> **Exercise**
Your answer must be every line of the data that holds the string "Flow".

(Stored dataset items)

***

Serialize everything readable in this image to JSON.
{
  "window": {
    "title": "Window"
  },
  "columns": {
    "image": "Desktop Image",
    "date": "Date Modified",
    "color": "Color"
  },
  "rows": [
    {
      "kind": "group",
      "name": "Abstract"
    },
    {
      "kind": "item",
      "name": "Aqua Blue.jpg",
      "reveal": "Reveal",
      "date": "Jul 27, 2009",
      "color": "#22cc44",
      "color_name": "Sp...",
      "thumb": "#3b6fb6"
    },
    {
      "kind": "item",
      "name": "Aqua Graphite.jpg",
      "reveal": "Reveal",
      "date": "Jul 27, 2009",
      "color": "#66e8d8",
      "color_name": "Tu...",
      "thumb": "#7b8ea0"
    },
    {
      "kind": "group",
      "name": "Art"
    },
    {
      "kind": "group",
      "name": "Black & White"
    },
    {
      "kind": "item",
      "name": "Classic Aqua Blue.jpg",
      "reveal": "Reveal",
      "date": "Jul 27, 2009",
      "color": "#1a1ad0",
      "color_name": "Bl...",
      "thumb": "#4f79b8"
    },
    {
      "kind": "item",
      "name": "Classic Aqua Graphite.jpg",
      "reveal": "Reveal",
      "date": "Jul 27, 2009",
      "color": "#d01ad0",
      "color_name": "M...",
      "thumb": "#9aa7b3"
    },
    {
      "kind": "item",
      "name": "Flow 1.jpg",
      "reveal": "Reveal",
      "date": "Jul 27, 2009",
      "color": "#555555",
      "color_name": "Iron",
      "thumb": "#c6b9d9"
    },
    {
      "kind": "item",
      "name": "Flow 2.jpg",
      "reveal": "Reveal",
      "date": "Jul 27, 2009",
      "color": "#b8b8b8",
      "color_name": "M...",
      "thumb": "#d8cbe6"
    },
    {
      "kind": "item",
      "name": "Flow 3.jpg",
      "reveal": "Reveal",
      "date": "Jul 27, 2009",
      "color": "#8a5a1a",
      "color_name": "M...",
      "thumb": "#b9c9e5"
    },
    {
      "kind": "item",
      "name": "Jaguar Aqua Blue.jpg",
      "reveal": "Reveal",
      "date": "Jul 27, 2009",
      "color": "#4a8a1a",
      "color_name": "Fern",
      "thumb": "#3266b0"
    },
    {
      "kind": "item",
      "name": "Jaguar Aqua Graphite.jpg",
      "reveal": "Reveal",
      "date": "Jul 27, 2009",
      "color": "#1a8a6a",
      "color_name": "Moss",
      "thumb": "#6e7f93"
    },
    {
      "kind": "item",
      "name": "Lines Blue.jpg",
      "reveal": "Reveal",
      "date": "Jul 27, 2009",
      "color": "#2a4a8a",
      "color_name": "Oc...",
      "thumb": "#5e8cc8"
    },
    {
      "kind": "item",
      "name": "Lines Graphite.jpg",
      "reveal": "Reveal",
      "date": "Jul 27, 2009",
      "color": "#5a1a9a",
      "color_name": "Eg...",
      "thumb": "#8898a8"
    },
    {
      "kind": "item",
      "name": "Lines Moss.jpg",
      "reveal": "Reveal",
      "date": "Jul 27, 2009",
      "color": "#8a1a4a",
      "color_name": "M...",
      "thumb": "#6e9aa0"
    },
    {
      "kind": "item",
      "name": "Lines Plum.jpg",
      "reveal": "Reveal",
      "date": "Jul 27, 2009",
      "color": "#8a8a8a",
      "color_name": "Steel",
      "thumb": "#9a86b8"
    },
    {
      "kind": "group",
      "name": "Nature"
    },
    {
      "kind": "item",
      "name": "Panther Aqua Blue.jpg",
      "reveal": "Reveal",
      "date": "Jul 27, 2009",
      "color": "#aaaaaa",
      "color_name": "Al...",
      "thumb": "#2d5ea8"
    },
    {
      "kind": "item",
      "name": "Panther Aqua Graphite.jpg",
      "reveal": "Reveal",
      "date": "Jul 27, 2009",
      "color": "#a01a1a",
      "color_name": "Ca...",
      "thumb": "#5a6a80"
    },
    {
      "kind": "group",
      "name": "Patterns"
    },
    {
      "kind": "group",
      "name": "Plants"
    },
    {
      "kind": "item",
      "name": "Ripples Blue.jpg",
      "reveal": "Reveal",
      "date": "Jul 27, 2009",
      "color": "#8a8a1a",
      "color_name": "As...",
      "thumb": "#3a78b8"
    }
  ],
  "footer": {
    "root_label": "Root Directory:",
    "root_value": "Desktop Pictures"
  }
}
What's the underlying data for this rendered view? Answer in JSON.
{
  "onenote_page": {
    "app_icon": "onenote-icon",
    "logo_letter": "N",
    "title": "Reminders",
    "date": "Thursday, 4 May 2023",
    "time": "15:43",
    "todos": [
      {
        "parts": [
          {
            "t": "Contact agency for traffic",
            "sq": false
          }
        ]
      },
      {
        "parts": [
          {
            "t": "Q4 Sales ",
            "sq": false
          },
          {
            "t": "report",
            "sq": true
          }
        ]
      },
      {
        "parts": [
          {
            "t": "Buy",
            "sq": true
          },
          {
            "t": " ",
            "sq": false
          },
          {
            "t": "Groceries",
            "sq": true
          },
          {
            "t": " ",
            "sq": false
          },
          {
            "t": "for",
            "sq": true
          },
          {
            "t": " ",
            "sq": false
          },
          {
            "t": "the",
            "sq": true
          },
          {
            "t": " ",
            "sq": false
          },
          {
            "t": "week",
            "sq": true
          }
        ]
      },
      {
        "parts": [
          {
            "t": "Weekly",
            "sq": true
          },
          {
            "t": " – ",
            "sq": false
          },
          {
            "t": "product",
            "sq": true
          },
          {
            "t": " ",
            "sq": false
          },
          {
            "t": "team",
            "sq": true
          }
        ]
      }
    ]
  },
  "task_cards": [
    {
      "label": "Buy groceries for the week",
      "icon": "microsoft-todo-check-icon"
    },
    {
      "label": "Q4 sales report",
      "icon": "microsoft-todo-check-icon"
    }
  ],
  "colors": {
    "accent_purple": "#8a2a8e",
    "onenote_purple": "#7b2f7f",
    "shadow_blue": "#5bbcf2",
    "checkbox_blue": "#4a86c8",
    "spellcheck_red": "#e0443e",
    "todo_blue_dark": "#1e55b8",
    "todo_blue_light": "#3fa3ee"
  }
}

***

> **Solution for this exercise**
      "name": "Flow 1.jpg",
      "name": "Flow 2.jpg",
      "name": "Flow 3.jpg",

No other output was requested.